BBC Says Goodbye to Television Centre this Week
|Iconic Wood Lane building closes for redevelopment on March 31
The BBC is saying goodbye to Television Centre in Wood Lane this week, before it closes down on March 31 for redevelopment.
It is celebrating with a special programme called Goodbye to Television Centre to be broadcast on Friday night on BBC Four, featuring a long list of stars bidding a fond farewell to the iconic Shepherd's Bush building, its home since 1960.
The final network news bulletin was broadcast last night, Sunday March 17 and the News Channel also moves out today, with the One O'Clock News becoming the first domestic news programme to go out from the BBC's new studios at Broadcasting House in Central London.
The TV news journalists will join those BBC News colleagues that have already moved into their new home - staff working on Newsnight, World TV, the news website and the BBC Red Button news pages, as well as those on radio news other than BBC Radio 5 live, which relocated to Salford.

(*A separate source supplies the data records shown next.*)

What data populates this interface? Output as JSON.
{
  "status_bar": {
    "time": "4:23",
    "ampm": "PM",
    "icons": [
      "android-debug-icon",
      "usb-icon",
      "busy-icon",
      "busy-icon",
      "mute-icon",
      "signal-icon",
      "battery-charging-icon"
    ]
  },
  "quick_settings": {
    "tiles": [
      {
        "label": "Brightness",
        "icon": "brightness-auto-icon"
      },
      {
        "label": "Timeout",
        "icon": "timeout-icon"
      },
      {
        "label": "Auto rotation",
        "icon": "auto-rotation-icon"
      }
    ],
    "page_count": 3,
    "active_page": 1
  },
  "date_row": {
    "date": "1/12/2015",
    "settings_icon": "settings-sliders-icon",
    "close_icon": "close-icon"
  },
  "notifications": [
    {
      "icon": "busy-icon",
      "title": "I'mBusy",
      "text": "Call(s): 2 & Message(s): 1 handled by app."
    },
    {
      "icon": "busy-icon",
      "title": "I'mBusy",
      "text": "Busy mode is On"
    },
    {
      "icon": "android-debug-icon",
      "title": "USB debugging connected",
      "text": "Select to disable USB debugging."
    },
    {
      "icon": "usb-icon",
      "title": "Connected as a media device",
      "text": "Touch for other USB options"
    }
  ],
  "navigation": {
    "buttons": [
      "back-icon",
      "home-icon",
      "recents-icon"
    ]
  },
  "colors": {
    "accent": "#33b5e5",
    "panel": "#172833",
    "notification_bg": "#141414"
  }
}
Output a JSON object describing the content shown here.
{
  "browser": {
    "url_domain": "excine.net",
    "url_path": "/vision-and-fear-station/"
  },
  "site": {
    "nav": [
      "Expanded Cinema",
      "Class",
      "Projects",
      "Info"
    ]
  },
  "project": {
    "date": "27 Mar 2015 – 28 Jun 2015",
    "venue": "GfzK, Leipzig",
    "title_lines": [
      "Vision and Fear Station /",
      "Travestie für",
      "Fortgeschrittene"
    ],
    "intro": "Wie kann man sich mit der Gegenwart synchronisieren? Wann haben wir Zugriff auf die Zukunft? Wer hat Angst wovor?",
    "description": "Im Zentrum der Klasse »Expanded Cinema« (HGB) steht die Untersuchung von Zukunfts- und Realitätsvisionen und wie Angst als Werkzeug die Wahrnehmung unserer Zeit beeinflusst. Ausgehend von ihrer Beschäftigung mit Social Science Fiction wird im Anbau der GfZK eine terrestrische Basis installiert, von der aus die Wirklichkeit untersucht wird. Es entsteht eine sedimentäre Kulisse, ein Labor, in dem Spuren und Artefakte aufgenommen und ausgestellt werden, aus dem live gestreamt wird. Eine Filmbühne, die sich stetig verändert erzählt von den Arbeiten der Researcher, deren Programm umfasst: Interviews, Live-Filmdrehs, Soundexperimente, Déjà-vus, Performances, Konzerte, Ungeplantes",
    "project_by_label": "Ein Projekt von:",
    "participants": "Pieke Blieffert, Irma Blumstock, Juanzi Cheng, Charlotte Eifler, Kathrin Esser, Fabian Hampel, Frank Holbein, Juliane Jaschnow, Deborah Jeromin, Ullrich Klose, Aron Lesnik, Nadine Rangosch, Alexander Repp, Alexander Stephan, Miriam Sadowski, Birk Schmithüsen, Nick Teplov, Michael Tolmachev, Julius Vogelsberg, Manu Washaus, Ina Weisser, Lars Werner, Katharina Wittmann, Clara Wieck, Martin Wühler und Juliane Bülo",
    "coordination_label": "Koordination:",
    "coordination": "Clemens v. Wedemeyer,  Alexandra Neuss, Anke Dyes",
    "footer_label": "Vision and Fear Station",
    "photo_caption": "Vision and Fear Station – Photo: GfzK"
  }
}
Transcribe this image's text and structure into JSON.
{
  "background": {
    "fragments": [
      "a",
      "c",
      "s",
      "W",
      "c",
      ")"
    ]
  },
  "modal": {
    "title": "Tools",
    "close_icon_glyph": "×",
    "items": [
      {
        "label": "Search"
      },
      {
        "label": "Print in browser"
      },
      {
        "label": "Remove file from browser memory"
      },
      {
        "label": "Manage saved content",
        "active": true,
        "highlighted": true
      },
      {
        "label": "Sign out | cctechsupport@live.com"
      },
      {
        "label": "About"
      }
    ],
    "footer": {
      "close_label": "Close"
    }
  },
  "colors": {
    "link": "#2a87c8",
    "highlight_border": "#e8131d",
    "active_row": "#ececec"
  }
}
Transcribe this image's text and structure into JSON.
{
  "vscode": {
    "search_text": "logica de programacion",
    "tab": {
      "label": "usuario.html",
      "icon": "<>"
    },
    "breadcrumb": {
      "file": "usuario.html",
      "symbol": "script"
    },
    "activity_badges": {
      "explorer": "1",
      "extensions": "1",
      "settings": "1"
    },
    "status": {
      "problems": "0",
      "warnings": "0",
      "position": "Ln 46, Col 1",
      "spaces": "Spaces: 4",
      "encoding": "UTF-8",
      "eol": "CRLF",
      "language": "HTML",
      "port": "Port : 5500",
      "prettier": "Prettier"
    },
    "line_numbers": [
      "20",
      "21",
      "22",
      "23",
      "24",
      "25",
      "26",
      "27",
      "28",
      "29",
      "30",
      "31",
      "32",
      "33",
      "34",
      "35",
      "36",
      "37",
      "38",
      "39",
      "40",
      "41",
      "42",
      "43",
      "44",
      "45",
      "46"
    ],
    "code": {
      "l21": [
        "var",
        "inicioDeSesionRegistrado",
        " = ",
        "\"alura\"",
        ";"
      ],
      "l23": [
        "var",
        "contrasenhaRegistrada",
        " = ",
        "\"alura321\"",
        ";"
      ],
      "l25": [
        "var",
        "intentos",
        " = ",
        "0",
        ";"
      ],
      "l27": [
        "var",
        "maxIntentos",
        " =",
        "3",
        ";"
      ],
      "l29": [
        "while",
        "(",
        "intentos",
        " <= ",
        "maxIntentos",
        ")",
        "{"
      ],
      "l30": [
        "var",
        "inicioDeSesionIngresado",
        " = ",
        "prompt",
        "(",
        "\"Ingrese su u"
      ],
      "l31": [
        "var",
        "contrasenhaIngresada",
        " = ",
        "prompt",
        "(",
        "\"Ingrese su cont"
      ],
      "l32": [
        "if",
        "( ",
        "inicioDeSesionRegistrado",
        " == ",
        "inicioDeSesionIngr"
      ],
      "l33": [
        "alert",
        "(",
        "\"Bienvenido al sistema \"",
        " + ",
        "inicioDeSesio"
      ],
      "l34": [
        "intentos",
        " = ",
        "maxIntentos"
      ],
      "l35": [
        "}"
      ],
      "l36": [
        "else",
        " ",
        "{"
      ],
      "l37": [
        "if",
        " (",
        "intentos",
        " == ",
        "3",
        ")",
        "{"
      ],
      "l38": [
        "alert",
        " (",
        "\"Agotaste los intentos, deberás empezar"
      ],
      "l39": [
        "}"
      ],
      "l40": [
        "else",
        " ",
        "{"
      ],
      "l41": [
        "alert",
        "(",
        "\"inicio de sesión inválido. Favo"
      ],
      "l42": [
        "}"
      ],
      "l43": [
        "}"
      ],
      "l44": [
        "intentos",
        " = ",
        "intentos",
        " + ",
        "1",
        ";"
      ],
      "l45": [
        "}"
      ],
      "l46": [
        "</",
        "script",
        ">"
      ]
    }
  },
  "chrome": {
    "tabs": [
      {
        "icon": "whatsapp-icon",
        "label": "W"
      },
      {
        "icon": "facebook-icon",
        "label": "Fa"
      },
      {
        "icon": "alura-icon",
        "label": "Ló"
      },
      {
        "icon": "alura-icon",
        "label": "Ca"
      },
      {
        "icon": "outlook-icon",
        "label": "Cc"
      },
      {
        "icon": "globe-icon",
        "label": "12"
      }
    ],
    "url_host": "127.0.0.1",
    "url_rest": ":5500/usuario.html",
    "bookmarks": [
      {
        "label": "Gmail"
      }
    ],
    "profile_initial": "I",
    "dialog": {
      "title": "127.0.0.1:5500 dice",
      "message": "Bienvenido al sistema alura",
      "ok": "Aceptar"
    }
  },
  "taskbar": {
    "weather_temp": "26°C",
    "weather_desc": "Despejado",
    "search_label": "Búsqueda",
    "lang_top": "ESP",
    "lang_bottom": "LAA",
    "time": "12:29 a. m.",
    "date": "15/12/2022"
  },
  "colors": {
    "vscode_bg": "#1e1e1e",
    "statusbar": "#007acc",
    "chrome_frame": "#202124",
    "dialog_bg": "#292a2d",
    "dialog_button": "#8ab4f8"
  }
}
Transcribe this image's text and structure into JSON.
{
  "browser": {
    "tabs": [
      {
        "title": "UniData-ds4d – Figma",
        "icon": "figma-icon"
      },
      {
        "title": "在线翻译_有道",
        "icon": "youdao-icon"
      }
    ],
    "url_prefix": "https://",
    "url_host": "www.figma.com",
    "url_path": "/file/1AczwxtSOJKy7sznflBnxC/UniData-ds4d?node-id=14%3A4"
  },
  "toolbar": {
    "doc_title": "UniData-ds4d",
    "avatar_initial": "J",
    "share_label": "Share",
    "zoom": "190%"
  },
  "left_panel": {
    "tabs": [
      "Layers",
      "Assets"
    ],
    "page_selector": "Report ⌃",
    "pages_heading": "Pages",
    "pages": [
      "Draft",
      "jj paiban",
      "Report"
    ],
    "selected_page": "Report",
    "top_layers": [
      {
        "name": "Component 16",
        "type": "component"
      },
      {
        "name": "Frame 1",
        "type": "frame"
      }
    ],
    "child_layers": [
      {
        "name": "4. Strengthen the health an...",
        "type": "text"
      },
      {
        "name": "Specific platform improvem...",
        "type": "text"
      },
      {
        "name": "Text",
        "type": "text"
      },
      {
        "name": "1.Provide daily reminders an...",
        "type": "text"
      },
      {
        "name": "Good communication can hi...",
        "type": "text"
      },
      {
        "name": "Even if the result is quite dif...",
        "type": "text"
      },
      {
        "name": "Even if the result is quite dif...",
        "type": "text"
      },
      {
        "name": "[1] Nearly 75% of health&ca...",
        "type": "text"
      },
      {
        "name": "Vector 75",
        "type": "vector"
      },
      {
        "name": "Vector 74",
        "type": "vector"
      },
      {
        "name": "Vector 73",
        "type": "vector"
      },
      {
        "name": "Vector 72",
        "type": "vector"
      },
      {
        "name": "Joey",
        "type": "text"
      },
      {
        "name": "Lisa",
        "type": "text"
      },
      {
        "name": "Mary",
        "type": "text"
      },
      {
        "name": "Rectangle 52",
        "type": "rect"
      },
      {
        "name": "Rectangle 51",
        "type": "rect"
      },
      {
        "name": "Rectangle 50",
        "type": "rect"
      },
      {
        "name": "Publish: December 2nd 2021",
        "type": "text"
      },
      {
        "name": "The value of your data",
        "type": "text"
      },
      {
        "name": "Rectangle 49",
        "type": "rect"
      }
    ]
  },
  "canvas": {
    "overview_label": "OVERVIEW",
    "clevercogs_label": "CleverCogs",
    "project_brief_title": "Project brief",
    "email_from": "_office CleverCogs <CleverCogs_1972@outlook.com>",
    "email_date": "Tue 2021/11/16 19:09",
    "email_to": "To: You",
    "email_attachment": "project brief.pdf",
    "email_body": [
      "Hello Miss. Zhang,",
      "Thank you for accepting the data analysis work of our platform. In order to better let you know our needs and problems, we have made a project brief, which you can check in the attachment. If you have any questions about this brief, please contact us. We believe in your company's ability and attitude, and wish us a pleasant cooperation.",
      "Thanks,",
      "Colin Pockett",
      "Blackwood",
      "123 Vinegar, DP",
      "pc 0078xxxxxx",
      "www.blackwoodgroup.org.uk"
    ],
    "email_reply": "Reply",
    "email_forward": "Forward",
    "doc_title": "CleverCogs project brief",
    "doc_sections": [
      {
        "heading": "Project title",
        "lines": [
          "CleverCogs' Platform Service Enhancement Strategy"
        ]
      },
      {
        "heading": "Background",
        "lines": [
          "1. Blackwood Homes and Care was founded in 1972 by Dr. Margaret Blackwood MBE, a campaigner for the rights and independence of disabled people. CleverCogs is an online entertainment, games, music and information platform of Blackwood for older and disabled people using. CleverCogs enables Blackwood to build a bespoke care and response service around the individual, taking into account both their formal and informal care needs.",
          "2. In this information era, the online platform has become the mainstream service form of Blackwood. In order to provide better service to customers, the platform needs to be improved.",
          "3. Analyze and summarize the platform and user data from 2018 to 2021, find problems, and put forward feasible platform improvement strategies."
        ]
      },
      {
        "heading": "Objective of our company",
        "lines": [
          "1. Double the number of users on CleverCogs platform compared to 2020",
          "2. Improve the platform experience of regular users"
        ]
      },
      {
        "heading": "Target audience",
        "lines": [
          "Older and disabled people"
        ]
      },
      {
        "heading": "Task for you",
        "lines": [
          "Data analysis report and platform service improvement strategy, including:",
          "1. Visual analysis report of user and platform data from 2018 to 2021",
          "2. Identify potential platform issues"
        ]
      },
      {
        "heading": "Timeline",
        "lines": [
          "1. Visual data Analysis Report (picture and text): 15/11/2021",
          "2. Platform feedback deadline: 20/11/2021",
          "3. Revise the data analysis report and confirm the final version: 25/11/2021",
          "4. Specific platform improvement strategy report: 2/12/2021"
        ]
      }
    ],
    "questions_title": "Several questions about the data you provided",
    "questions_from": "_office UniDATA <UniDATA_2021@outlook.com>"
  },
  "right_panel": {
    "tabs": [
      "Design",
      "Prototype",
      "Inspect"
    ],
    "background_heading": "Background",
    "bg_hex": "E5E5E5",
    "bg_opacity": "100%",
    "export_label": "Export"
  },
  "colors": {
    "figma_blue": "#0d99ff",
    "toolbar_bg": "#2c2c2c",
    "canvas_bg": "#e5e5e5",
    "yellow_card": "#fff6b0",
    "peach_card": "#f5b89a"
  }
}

The Television Centre site is 14 acres and was the former site of the 1908 Franco-British Exhibition. It officially opened in June 1960 and was designed by the architects Norman and Dawbarn and appears to be like a question mark in shape.
The central " inner ring" of the building and the front flank of Studio 1 are Grade II listed as special interest and these listed elements of Television Centre will be retained and enhanced, including the instantly recognisable exterior view.
The BBC put Television Centre on sale in 2013, and sold it to property developers Stanhope Plc for a total price in the order of £200m. Contracts were exchanged on Saturday July 14 2012
The sale appeared to be a win-win deal for the BBC, which still owns the freehold, and will benefit from a share in future profits. The main television studios are also being retained and refurbished for leasing out to production companies, including the BBC itself, from next year.
Stanhope and the BBC say the proposals, which were shown to local people in public exhibitions in February, are to open up and transform Television Centre into a mixed use development including office and studio space for the BBC, complementary entertainment and leisure facilities, public open space, offices, housing and a hotel.
They says that for the first time, Television Centre will be opened up to the public and the famous forecourt remodelled and enlivened by new retail, leisure and entertainment uses and access through the site providing connectivity with the local area, including Hammersmith Park.
The remaining offices are aimed at occupiers in the creative sector providing new employment opportunities and there will be a variety of public uses, including a cinema, health club, restaurants and cafes, which will benefit the local community.
David Camp, chief executive of Stanhope Plc, says: " "Stanhope is working in partnership with the BBC to deliver a publicly accessible mixed use remodelling of these iconic buildings and redevelopment of the adjoining land.
"The BBC will continue to have a significant presence at Television Centre and we will be bringing new life into the site with new public routes, spaces and uses. We will be introducing a vibrant and exciting mix of new retail, leisure, office and residential uses whilst keeping and enhancing the famous original BBC buildings and retaining key operational BBC studio and office facilities on site."
Goodbye to Television Centre, which is being filmed today, March 18 and broadcast on Friday March 22 will kick off with a concert by Madness at 7.30pm followed by the show itself. Former BBC Chairman Michael Grade will invite an array of people from the worlds of sport, acting, journalism, music and entertainment to assemble in the BBC’s Studio One in front of a studio audience, where they will talk about their favourite Television Centre memories.
Joining Michael Grade on the sofa will be a whole host of famous faces:
Richard Klein, Controller of BBC Four, says: "TVC is quite simply the greatest television stage on Earth and BBC Four is going to celebrate all that is wonderful about it in a whole night of programming in March.
" What was made at TVC – the dramas, the sit-coms, the music shows, the glitzy dance and entertainment extravaganzas, the comedies, the news – everything – form part of Britain’s collective history.
"These shows, from The Two Ronnies to The Old Grey Whistle Test, from Newsnight to Grandstand, from Strictly Come Dancing to Morecambe and Wise – are lodged in our memories and Four intends to salute the passing of this era with a fond and uplifting farewell night."
March 18, 2013